The actual final fight with Ganon is very mythological in nature since Link is required to use a mix of the Silver Arrows and the Master Sword to defeat Ganon. While also being a reference to the original Legend of Zelda, the silver arrows simply add another layer to the story’s structure. The Master Sword alone wasn’t enough to fell Ganon in Agahnim’s form so of course Link would require another mystical weapon to help finish the job. Link obtaining the Silver Arrows is even Arthurian in concept, requiring Link to toss his arrows into a Fairy’s pond within the Pyramid of Power.
Upon finally defeating Ganon, Link is welcomed into the Triforce’s chamber where it’s revealed that the Triforce “is the ‘Golden Power’ of the gods.” It can be taken for granted considering later games frequently make mention of the goddesses, but this is the first explicit in-game mention of Hyrule being a polytheistic world outside of A Link to the Path’s Japanese title, Triforce of the Gods. Not only that, it’s confirmation that multiple gods to in fact exist in The Legend of Zelda’s mythos. Fittingly, Link coming in contact with the Triforce fills the criteria for the Gift of the Goddess within the Hero’s Journey where the hero receives a reward for their actions. In this case, Link wishes for the world to return to the way it was before Ganon began terrorizing Hyrule, also fulfilling the criteria for the Hero’s return at the end of their Hero’s Journey.
Before the credits roll, the player is shown the result of Link’s wish. Characters who died come back to life, order is restored to Hyrule, and the Master Sword is returned to its pedestal, never to be touched again. While that last part is certainly debatable considering the chronology of the series and how future games link back to A Link to the Past, it doesn’t change the fact that A Link to the Past is mythological in structure from start to finish and that its structure contributed greatly to how future games would approach the series’ lore and narrative.
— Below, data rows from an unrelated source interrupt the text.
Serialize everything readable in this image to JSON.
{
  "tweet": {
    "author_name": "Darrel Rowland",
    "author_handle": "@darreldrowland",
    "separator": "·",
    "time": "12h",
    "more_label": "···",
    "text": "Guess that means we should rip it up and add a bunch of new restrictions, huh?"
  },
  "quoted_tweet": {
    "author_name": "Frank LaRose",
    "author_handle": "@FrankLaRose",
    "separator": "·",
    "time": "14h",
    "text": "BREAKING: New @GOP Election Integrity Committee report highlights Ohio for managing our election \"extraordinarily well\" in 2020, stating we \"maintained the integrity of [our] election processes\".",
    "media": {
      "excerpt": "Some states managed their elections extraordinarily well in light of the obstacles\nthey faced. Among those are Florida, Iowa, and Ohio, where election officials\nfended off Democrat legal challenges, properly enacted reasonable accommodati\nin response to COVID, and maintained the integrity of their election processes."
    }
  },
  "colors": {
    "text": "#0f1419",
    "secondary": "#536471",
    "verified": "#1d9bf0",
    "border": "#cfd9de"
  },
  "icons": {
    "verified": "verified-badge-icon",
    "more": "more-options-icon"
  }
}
It is a tale that is epic in its most traditional sense, giving players the chance to live out a Hero’s Journey all while establishing a mythological identity for The Legend of Zelda as a whole.
As Koji Kondo’s score plays over the credits, slowly easing into a rendition of the series’ main theme, it becomes abundantly clear that The Legend of Zelda’s mythos is more than just a few Christian references with mentions of a Triforce here and there. It’s a fleshed out, fully realized world with something meaningful to say. Whether it be about the nature of man or what it means to be a hero, A Link to the Past takes a serious attempt at expanding the Zelda lore and it does so spectacularly. A Link to the Past is a complete redefinition of The Legend of Zelda’s world, elevating the series to a new standard entirely. One rooted in myth.